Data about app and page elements

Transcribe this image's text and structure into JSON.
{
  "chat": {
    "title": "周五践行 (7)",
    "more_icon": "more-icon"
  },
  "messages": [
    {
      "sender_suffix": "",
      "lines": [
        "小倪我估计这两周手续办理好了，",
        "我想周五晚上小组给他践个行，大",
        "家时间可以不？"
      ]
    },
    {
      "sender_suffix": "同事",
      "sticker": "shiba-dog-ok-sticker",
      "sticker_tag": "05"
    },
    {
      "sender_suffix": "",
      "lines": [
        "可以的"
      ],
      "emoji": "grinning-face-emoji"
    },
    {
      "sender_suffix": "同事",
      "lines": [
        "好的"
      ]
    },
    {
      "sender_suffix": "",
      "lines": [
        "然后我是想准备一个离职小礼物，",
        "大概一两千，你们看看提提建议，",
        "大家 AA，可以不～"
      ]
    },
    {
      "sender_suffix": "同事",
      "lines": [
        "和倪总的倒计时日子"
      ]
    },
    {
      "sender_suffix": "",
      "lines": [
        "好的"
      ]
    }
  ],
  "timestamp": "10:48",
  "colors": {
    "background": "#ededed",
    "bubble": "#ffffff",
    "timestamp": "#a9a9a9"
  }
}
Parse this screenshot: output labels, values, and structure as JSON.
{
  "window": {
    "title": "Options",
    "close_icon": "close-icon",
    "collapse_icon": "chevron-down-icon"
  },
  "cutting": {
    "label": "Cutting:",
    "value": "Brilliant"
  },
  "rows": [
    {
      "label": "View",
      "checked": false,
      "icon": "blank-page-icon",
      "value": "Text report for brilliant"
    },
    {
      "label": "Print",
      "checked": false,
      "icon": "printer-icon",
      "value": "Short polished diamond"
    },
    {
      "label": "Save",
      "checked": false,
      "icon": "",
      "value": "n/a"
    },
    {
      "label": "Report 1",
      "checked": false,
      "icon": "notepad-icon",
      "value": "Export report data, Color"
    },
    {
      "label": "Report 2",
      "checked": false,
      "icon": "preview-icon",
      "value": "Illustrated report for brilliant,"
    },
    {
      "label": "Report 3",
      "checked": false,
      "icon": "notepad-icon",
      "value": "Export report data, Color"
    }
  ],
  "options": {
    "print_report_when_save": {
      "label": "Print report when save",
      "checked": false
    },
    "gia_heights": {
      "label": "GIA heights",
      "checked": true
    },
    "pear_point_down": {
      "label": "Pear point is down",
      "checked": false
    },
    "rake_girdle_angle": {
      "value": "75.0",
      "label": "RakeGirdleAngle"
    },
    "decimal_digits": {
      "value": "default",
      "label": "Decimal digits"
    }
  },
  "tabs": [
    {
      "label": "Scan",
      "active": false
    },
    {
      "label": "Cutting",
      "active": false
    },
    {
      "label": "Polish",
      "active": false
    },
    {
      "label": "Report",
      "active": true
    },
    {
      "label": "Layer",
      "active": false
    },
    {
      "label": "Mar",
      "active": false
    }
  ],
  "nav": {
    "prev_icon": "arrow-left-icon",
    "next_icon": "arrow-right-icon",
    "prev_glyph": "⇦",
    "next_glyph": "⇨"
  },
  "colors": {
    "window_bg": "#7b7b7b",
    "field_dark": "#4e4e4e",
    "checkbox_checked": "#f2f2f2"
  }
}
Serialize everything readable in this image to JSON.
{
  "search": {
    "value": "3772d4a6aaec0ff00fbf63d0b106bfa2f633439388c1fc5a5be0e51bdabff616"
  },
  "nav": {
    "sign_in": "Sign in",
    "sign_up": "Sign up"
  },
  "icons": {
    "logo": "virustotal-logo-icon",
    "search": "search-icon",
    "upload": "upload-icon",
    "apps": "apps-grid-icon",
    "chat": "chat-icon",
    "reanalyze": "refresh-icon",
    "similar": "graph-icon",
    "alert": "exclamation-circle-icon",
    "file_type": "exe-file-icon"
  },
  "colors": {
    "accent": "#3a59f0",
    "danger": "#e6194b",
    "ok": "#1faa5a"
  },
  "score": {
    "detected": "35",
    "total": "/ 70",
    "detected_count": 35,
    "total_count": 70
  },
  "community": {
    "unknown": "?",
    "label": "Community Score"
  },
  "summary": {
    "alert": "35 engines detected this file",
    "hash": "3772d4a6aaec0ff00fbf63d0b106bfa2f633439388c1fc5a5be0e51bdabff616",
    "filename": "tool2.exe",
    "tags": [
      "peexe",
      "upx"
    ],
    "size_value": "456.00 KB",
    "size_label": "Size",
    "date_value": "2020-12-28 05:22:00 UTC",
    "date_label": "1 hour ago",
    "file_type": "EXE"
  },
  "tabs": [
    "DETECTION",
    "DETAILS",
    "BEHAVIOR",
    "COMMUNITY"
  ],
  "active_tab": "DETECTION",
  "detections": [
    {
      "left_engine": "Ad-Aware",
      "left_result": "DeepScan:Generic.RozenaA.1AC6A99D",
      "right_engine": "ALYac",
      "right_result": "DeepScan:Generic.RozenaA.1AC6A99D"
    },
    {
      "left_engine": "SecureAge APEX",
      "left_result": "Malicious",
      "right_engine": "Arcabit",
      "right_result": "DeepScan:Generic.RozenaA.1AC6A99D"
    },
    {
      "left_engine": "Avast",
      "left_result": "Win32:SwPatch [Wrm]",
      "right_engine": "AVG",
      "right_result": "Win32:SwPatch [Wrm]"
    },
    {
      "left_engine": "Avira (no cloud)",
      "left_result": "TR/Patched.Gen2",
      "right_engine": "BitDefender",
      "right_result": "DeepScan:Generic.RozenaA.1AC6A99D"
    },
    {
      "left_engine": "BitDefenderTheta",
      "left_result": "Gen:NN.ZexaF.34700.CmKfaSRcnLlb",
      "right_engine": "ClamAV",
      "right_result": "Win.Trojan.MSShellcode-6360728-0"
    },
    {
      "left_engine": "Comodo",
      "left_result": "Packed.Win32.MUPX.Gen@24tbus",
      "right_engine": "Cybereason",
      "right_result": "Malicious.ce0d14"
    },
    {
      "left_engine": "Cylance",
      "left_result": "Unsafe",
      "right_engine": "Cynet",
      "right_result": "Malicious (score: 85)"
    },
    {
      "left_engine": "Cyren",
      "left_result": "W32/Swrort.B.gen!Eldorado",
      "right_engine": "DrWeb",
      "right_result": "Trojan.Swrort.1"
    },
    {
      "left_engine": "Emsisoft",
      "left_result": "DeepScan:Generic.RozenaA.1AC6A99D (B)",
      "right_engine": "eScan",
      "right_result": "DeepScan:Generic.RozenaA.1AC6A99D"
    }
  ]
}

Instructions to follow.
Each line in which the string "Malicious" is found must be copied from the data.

Exercise output.
      "left_result": "Malicious",
      "right_result": "Malicious.ce0d14"
      "right_result": "Malicious (score: 85)"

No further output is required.